At TEDxNewYork, Will Stephen sounds smart saying nothing. It is virtuoso nonsense. The professional comedian has studied many, many presentations to figure out just what makes a speaker sound brilliant (hint: it has a lot to do with tone, gestures and pauses) — even if their message is not.
See the magic unfold in his talk:
Insight from the TEDx office — why we like this talk:
Comedy writer Will Stephens uses studied communication skills: He moves confidently. He shows humility. His timbre rises and falls. He shows simple visuals to punctuate shifts in topic. He carries the arc of an argument – from idea (nothing), to evidence (irrelevant data), to big surprises (the glasses), to a call to action (think about nothing). Aspiring speakers should take note.

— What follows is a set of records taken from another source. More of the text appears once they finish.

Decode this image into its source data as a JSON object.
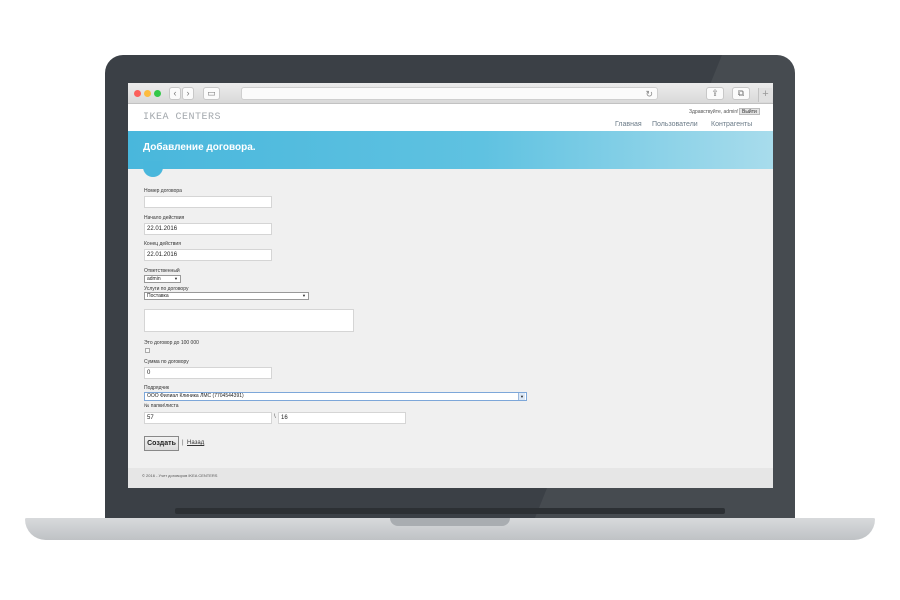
{
  "header": {
    "brand": "IKEA CENTERS",
    "greeting": "Здравствуйте, admin!",
    "logout_label": "Выйти",
    "nav": [
      "Главная",
      "Пользователи",
      "Контрагенты"
    ]
  },
  "banner": {
    "title": "Добавление договора."
  },
  "form": {
    "contract_number": {
      "label": "Номер договора",
      "value": ""
    },
    "start_date": {
      "label": "Начало действия",
      "value": "22.01.2016"
    },
    "end_date": {
      "label": "Конец действия",
      "value": "22.01.2016"
    },
    "responsible": {
      "label": "Ответственный",
      "value": "admin"
    },
    "services": {
      "label": "Услуги по договору",
      "value": "Поставка"
    },
    "under_100k": {
      "label": "Это договор до 100 000",
      "checked": false
    },
    "sum": {
      "label": "Сумма по договору",
      "value": "0"
    },
    "contractor": {
      "label": "Подрядчик",
      "value": "ООО Филиал Клиника ЛМС (7704544391)"
    },
    "folder_sheet": {
      "label": "№ папки\\листа",
      "folder": "57",
      "sheet": "16",
      "separator": "\\"
    },
    "submit_label": "Создать",
    "separator": "|",
    "back_label": "Назад"
  },
  "footer": {
    "text": "© 2016 - Учет договоров IKEA CENTERS"
  }
}
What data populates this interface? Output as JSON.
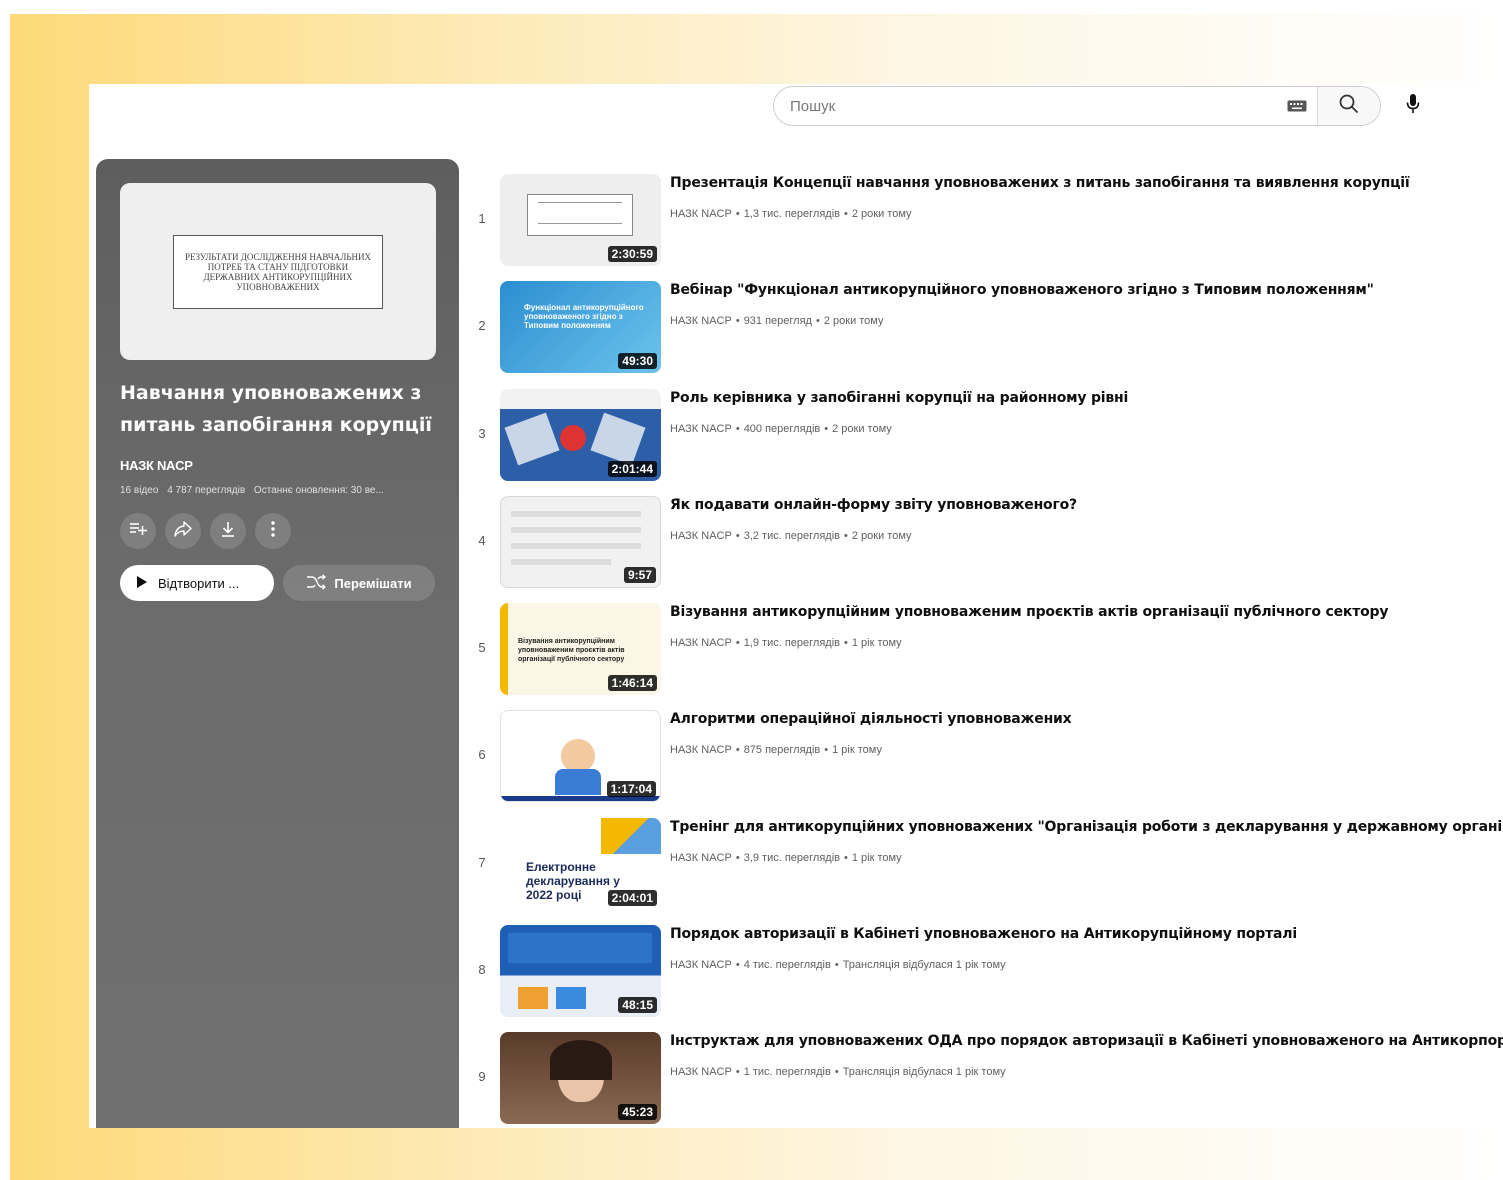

But it’s worth noting that none of these lessons are really spelled out in this talk. To borrow from Stephen: We’re pulling something out of nothing here. Which points to another important lesson: When people sound smart, they compel us to conjure meaning, regardless of substance.
It’s an effect that has empowered con men of all kinds. Which is to say, we should watch well-polished talks (or read books and articles) with a skeptical eye. But we should also remember that when performance and substance do align, the format lends power to truth.
In any case, we like this talk because it’s funny.